# [Instructions to follow]
Only the lines holding "placeholder" are wanted here; copy each from the listing.

# [Supplied records]
--

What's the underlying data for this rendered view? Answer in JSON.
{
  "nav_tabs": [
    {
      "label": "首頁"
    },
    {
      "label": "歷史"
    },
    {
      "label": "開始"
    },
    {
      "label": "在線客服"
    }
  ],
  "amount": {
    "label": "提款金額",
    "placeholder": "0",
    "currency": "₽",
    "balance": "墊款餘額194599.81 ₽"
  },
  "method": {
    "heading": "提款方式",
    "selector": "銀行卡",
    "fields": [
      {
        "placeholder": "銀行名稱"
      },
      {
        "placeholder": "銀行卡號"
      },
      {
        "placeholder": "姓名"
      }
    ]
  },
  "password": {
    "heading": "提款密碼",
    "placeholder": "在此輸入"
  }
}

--

# [Expected answer]
    "placeholder": "0",
        "placeholder": "銀行名稱"
        "placeholder": "銀行卡號"
        "placeholder": "姓名"
    "placeholder": "在此輸入"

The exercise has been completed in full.